## EXERCISE:
Scan the data below and state how many of its lines contain the word "bytes", giving only the figure.

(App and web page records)
• • • •

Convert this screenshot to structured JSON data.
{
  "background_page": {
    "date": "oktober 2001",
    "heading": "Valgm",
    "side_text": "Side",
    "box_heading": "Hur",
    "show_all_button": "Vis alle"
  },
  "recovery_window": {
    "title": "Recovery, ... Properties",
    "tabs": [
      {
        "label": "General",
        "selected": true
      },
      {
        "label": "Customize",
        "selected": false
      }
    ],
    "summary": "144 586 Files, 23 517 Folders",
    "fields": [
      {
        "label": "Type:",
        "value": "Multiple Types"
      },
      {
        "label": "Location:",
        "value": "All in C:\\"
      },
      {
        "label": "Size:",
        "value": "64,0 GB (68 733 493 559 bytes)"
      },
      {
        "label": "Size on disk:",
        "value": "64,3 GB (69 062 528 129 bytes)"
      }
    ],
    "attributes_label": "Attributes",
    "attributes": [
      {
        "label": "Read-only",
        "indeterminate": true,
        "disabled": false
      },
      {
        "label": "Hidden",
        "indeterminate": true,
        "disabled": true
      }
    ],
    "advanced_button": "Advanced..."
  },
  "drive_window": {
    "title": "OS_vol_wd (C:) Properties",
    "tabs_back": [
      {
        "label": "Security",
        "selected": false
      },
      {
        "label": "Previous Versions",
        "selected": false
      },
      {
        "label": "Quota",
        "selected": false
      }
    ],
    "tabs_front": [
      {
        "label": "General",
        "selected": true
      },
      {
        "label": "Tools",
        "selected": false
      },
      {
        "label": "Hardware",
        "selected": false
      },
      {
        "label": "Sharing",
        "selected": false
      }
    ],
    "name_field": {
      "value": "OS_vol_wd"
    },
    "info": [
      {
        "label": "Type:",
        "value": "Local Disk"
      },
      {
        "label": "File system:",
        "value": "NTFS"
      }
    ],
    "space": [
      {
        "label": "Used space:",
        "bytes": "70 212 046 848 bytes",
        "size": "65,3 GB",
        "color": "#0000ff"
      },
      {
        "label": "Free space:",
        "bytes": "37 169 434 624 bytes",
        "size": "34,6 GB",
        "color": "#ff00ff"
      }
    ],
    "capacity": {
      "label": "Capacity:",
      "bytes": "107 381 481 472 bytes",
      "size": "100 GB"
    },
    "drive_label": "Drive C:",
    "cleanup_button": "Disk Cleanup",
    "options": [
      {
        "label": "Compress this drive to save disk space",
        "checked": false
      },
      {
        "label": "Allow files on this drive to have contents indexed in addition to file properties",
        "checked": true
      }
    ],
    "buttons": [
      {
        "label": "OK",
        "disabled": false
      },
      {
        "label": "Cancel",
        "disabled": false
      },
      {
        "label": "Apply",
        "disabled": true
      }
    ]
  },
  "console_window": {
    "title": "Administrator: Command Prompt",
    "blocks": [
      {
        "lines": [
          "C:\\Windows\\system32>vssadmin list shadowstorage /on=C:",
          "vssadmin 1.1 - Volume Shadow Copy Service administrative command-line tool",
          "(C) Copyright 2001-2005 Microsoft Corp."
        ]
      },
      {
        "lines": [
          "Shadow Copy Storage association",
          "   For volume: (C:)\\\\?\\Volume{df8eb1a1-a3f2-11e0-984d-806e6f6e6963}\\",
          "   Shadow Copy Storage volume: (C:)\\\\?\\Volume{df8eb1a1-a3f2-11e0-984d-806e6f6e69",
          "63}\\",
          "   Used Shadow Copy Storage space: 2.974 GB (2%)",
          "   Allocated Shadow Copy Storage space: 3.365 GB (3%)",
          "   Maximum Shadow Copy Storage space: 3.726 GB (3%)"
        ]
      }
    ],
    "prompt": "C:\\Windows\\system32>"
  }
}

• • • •

## EXERCISE SOLUTION:
5